Now I go to the airport where some voyeur I don’t know and will never meet makes an assessment of my endowment, analyzes my assets. Thank you, no. Who gives him the right? Of course, the Bush Administration did. We, as citizens, stand bare before our rich and powerful leaders. I don’t think that’s what the right to bare arms is all about. From a shop below wafts Bob Dylan’s “Subterranean Homesick Blues.” The irony seems lost on all but me. But then, a stranger’s hands are down my pants. Bush’s legacy in the Patriot Act is that all are guilty until proven innocent. After being felt up, I feel like I need a shower. I need to check my “resistance.”

Then again, maybe my government will do it for me.


Brave New Whirled

Today marks the triumph of capitalism. Having just finished reading Aldous Huxley’s Brave New World for the first time since my undergraduate days, I found it strangely appropriate and prescient. Huxley foresaw a bleak future where comfort and convenience outweighed concerns for truth and meaning. As the World Controller of Western Europe reveals to Mr. Savage, it was the Nine Year’s War that made people so docile that they would accept complete government control over their private lives. Read “9-11” for the Nine Year’s War, and he pretty much nailed it. Americans today put up with severely restricted freedoms because only the rich and powerful are truly free. We even have Huxley’s “feelies” – we just call it the TSA checkpoint at the airport.

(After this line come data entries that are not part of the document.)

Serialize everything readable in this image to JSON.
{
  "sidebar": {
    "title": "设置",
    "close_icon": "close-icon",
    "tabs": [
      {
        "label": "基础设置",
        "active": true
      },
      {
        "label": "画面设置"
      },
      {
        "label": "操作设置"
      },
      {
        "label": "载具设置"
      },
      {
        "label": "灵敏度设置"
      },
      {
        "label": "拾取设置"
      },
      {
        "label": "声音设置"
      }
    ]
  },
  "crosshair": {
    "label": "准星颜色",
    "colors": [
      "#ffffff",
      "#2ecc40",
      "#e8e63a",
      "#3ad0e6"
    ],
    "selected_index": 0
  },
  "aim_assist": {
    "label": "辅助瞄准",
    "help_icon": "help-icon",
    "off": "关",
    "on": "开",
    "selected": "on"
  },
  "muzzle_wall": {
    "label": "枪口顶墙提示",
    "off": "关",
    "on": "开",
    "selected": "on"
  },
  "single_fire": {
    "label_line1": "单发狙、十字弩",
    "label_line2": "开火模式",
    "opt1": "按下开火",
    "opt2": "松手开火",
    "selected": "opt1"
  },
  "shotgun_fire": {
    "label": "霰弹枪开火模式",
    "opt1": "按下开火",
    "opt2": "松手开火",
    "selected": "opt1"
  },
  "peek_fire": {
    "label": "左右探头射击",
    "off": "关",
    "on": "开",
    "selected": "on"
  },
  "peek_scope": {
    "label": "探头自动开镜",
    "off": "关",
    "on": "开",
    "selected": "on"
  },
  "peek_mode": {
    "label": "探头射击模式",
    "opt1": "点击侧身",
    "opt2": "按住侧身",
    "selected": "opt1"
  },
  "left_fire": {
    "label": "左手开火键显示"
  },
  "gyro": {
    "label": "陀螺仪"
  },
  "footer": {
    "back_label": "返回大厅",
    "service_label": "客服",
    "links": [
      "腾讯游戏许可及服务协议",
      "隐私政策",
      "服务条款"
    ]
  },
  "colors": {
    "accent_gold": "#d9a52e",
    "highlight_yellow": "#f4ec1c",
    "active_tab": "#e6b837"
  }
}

“But I don’t want comfort. I want God, I want poetry, I want real danger, I want freedom, I want goodness. I want sin.” So says Mr. Savage shortly before his tragic end. The remainder of society – those willing to play along with the game, those willing to be anesthetized with the little perks the government throws their way – are already dead. “Let them eat cake.” We have our hedonistic day of shopping frenzy, looking forward to the soma of Christmas. We will comply despite the dehumanization the unemployed, the unwary traveler, the racially profiled, face every other day. As long as we have our electronic toys and the network into which they may be plugged, guide us o thou great Patriot Act. Freedom is not free. Orwell called it doublethink. Today it is doubleclick.

Novels have the capacity to say what libraries full of dusty dissertations cannot. Perhaps the future has not turned out quite the way Orwell or Huxley or Burgess predicted, but they were not far off. November has become the month of the novel. The Office of Letters and Light hosts National Novel Writing Month (NaNoWriMo for those in the know) each year to encourage others to find their creative voice. The challenge: write a 50,000-word novel fully in the month of November. I finished mine in just over two weeks. Perhaps someone who has the good fortune to break into the publishing world will once again sound that warning shot before society takes its next Huxleyian turn. But until then, anyone who says they don’t need a gramme or two of soma, well, they’re just plain lying.